Another day, another Wordle. In fact, it’s Wordle Wednesday, and since I’ve forgotten about that the last couple weeks, it’s high time I remedy it today.
On Wordle Wednesdays we do an extra puzzle to keep our wits sharp. Not an extra Wordle, but a riddle to go along with it. I’ll post the riddle today and the answer tomorrow.
What English word has three consecutive double letters?
Let me know if you solve this one on Twitter or Facebook.
Alright, let’s do this Wordle!
How To Solve Today’s Wordle
The Hint: It doesn’t pay.
The Clue: This word ends with a vowel.
Wordle Bot Analysis
Once again, for I don’t know how many days straight, I got this Wordle in four guesses. Things started out much better today than yesterday, but I still couldn’t cinch it in three.
Store slashed the remaining possible solutions down to just 55, which is one of the better opening guesses I’ve had recently. Unfortunately, brain left me with 8 words to choose from. Given that it’s June, which is Pride Month, I thought my third guess might be right, but pride left me with two words to choose from: crime and grime.
I went with the one I thought most likely and was right: crime for the win!
Today’s Score: I tied the Bot today so that’s zero points plus zero points for guessing in four for a grand total of zero, zilch, zip. Nada. Just like yesterday.
Today’s Wordle Etymology
The word “crime” has its origins in Latin. It can be traced back to the Latin word “crimen,” which meant “charge” or “offense.” In ancient Rome, “crimen” referred to any act that violated the law or caused harm to individuals or the state. The concept of crime in Roman law encompassed a broad range of offenses, including theft, murder, and treason.
From Latin, the word “crimen” entered Old French as “crime” during the Middle Ages. The meaning remained similar, referring to an act that was against the law and punishable by the state.

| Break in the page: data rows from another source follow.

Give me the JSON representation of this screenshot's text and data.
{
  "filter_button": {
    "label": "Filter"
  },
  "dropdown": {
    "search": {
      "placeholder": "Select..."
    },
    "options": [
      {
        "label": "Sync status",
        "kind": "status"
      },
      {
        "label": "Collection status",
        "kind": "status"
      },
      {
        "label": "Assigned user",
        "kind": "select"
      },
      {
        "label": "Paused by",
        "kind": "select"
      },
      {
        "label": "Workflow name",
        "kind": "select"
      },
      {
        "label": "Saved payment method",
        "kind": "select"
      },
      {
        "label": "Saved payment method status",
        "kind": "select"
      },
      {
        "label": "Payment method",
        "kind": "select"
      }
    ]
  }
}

Over time, the term “crime” spread to other languages and evolved to encompass various illegal activities and violations of social norms.
Play Competitive Wordle Against Me!

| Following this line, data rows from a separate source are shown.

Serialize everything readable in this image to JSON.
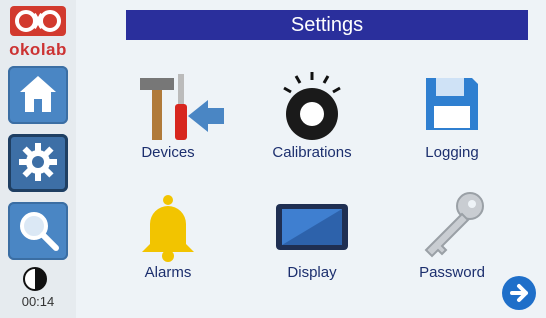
{
  "app": {
    "brand": "okolab",
    "title": "Settings",
    "time": "00:14"
  },
  "sidebar": {
    "items": [
      {
        "name": "home",
        "icon": "home-icon"
      },
      {
        "name": "settings",
        "icon": "gear-icon",
        "active": true
      },
      {
        "name": "search",
        "icon": "magnifier-icon"
      }
    ]
  },
  "grid": {
    "items": [
      {
        "label": "Devices",
        "icon": "tools-icon"
      },
      {
        "label": "Calibrations",
        "icon": "knob-icon"
      },
      {
        "label": "Logging",
        "icon": "floppy-icon"
      },
      {
        "label": "Alarms",
        "icon": "bell-icon"
      },
      {
        "label": "Display",
        "icon": "tablet-icon"
      },
      {
        "label": "Password",
        "icon": "key-icon"
      }
    ]
  },
  "colors": {
    "header": "#2a2f9c",
    "accent": "#4a86c4",
    "label": "#1c2f6e"
  }
}
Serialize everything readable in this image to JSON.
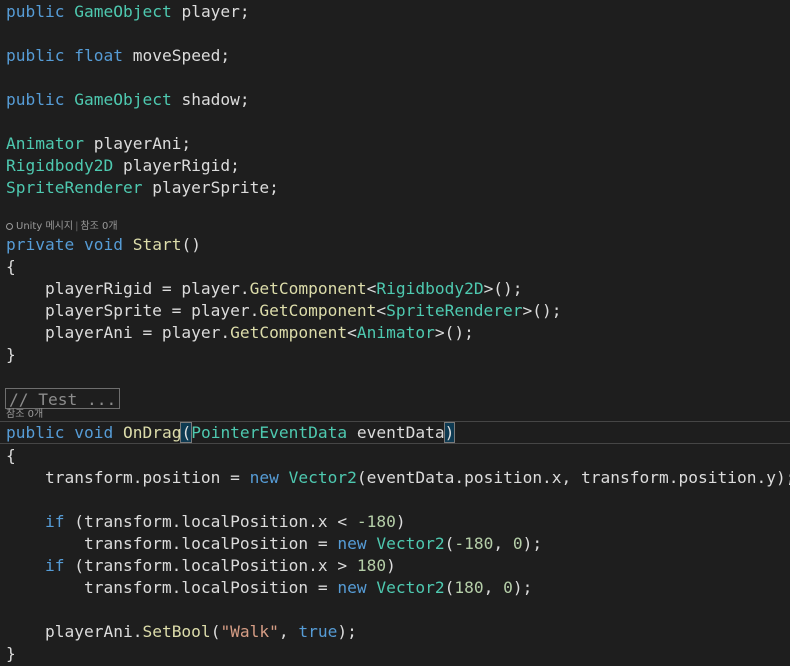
{
  "code": {
    "l01": [
      "public",
      " ",
      "GameObject",
      " player;"
    ],
    "l02": [
      "public",
      " ",
      "float",
      " moveSpeed;"
    ],
    "l03": [
      "public",
      " ",
      "GameObject",
      " shadow;"
    ],
    "l04": [
      "Animator",
      " playerAni;"
    ],
    "l05": [
      "Rigidbody2D",
      " playerRigid;"
    ],
    "l06": [
      "SpriteRenderer",
      " playerSprite;"
    ],
    "lens1": {
      "unity_label": "Unity 메시지",
      "separator": "|",
      "refs": "참조 0개"
    },
    "l07": [
      "private",
      " ",
      "void",
      " ",
      "Start",
      "()"
    ],
    "l08": "{",
    "l09": [
      "    playerRigid = player.",
      "GetComponent",
      "<",
      "Rigidbody2D",
      ">();"
    ],
    "l10": [
      "    playerSprite = player.",
      "GetComponent",
      "<",
      "SpriteRenderer",
      ">();"
    ],
    "l11": [
      "    playerAni = player.",
      "GetComponent",
      "<",
      "Animator",
      ">();"
    ],
    "l12": "}",
    "collapsed": "// Test ...",
    "lens2": {
      "refs": "참조 0개"
    },
    "l13": [
      "public",
      " ",
      "void",
      " ",
      "OnDrag",
      "(",
      "PointerEventData",
      " eventData",
      ")"
    ],
    "l14": "{",
    "l15": [
      "    transform.position = ",
      "new",
      " ",
      "Vector2",
      "(eventData.position.x, transform.position.y);"
    ],
    "l16": [
      "    ",
      "if",
      " (transform.localPosition.x < ",
      "-180",
      ")"
    ],
    "l17": [
      "        transform.localPosition = ",
      "new",
      " ",
      "Vector2",
      "(",
      "-180",
      ", ",
      "0",
      ");"
    ],
    "l18": [
      "    ",
      "if",
      " (transform.localPosition.x > ",
      "180",
      ")"
    ],
    "l19": [
      "        transform.localPosition = ",
      "new",
      " ",
      "Vector2",
      "(",
      "180",
      ", ",
      "0",
      ");"
    ],
    "l20": [
      "    playerAni.",
      "SetBool",
      "(",
      "\"Walk\"",
      ", ",
      "true",
      ");"
    ],
    "l21": "}"
  },
  "colors": {
    "background": "#1e1e1e",
    "keyword": "#569cd6",
    "type": "#4ec9b0",
    "method": "#dcdcaa",
    "string": "#d69d85",
    "number": "#b5cea8",
    "text": "#dcdcdc"
  }
}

I’ve been playing a cutthroat game of PvP Wordle against my nemesis Wordle But. Now you should play against me! I can be your nemesis! (And your helpful Wordle guide, of course). You can also play against the Bot if you have a New York Times subscription.

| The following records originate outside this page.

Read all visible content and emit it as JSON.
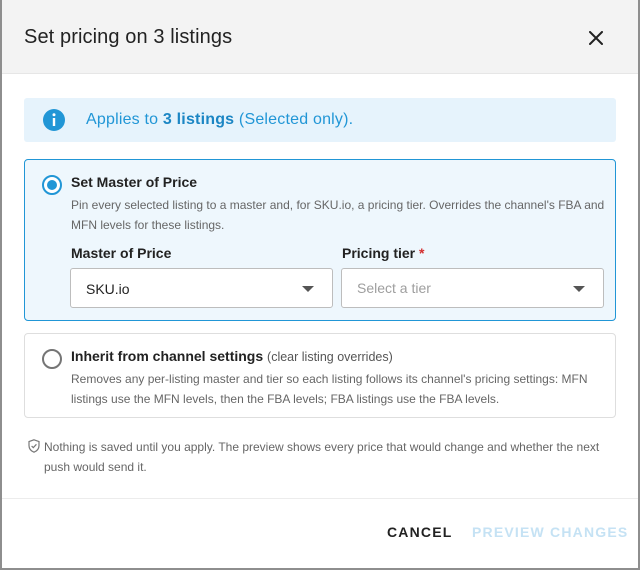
{
  "dialog": {
    "title": "Set pricing on 3 listings"
  },
  "info": {
    "prefix": "Applies to ",
    "count_text": "3 listings",
    "suffix": " (Selected only)."
  },
  "options": {
    "master": {
      "title": "Set Master of Price",
      "description": "Pin every selected listing to a master and, for SKU.io, a pricing tier. Overrides the channel's FBA and MFN levels for these listings.",
      "selected": true,
      "master_label": "Master of Price",
      "master_value": "SKU.io",
      "tier_label": "Pricing tier",
      "tier_required_mark": "*",
      "tier_placeholder": "Select a tier"
    },
    "inherit": {
      "title": "Inherit from channel settings",
      "subtitle": "(clear listing overrides)",
      "description": "Removes any per-listing master and tier so each listing follows its channel's pricing settings: MFN listings use the MFN levels, then the FBA levels; FBA listings use the FBA levels.",
      "selected": false
    }
  },
  "footnote": "Nothing is saved until you apply. The preview shows every price that would change and whether the next push would send it.",
  "footer": {
    "cancel_label": "CANCEL",
    "preview_label": "PREVIEW CHANGES"
  },
  "icons": {
    "close": "close-icon",
    "info": "info-icon",
    "caret": "chevron-down-icon",
    "shield": "shield-check-icon"
  },
  "colors": {
    "accent": "#2196d6",
    "banner_bg": "#e6f3fc",
    "selected_card_bg": "#eef7fd",
    "required": "#d32f2f",
    "disabled_button": "#c5e2f4"
  }
}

- Here are the rules:1 point for getting the Wordle in 3 guesses.
- 2 points for getting it in 2 guesses.
- 3 points for getting it in 1 guess.
- 1 point for beating Erik
- 0 points for getting it in 4 guesses.
- -1 point for getting it in 5 guesses.
- -2 points for getting it in 6 guesses.
- -3 points for losing.
- -1 point for losing to Erik
You can either keep a running tally of your score if that’s your jam or just play day-to-day if you prefer.
I’d love it if you gave me a follow on Twitter or Facebook dearest Wordlers. Have a lovely day!
As always, I’d love it if you’d follow me here on this blog and subscribe to my YouTube channel and my Substack so you can stay up-to-date on all my TV, movie and video game reviews and coverage. Thanks!
Read the full article here